My research explores the history of American popular culture, with particular focus on social groups struggle for equal access to theatrical space and to what they consider favorable representation on stage and screen. My recent book, Censoring Racial Ridicule: Irish, Jewish and African American Struggles Over Race and Representation, 1890-1930 (University of North Carolina Press, 2015), explores how racial and ethnic groups rose up against stereotypes of themselves. These groups often advocated race-based censorship (or what we refer to as hate speech codes today). This work was supported by the American Council of Learned Societies and the Rockefeller Foundation.
My editorial for History News Network -- "The Long History of Hate Speech"-- captures the main themes of Censoring Racial Ridicule.
My first book, Rank Ladies: Gender and Cultural Hierarchy in American Vaudeville (University of North Carolina Press, 1999) traced women's central roles in the audience, on stage and in the labor movement of the most popular live entertainment of the early twentieth century.
My current research project, "Media Rights," focuses on second-wave feminists and television reform, particularly their use of the Federal Communications Commission's "fairness doctrine" to pressure television stations to improve their representation of women and feminism.
Ph.D. The University of Iowa, American Studies Program, 1994
M. A. The University of Iowa, American Studies Program, 1991
B. A. Brandeis University, American Studies Department, 1987
summa cum laude Phi Beta Kappa
Grants & Awards
Rockefeller Fellowship, Center for Ethnicities, Communities and Social Policy, Bryn Mawr College, September 2004-September 2005 ($40,000).
American Council of Learned Societies Fellowship, September 2000 - September 2001 ($25,000)
Scholar-in-Residence, Pennsylvania State Archives, Pennsylvania Historical and Museum Commission, 2005 ($1500)
Loewenstein-Wiener Fellowship, American Jewish Archives, Cincinnati, 2002 ($2500)
Hibernian Research Award, CUSHWA Center for the Study of American Catholicism, 1999 ($2000)
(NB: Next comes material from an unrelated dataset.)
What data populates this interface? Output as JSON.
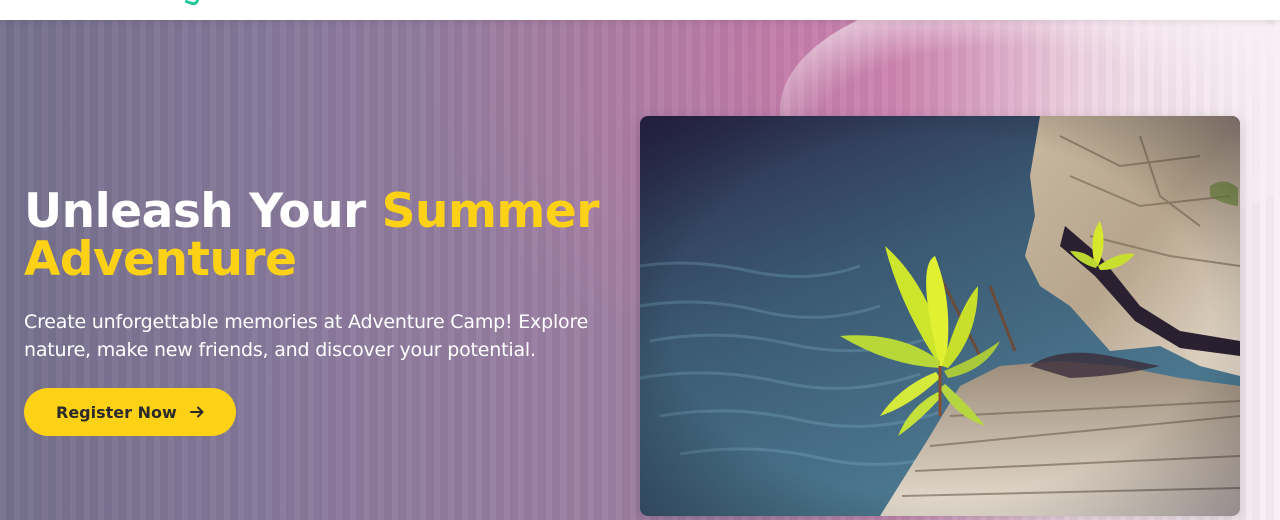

Censoring Racial Ridicule: Irish, Jewish and African American Struggles Over Race and Representation (Chapel Hill: University of North Carolina Press, 2015).
Rank Ladies: Gender and Cultural Hierarchy in American Vaudeville (Chapel Hill: University of North Carolina Press, 1999), cloth and paper.
Co-winner, Emily Toth Prize in Feminism and Popular Culture, Popular Culture Association/American Culture Association
“Paddy, Shylock and Sambo: Irish, Jewish and African American Efforts to Ban Racial Ridicule from Stage and Screen” In Cultural Contestation and the Symbolic Landscape: Politics by Other Means? ed. Marc Howard Ross, Philadelphia: University of Pennsylvania Press, 2009.
“Pigs, Green Whiskers, and Drunken Widows: Irish Nationalists and the ‘Practical Censorship of McFadden’s Row of Flats in 1902 and 1903.” Journal of American Studies 42.3 (December 2008): 489-514.
“The Stage Irishwoman,” Journal of American Ethnic History 24.3 (Spring 2005): 5-30.
Students in my senior seminar in American Studies have produced two collaborative research projects about popular entertainment in Lancaster. The first was an exploration of racial division in the audience and the racial representation on stage a the Fulton Opera House; the second was an examination of the 100-year history of Lancaster's now-defunct amusement park, Rocky Springs. In the 1960s F&M professors and alumni were involved in the legal campaign to desegregate the swimming pool at this park.
In the News
Early 20th-century entertainment that depicted the Irish as childlike drunks, Jewish people as greedy manipulators, and African-Americans as violent sexual predators spurred these groups to challenge...Read More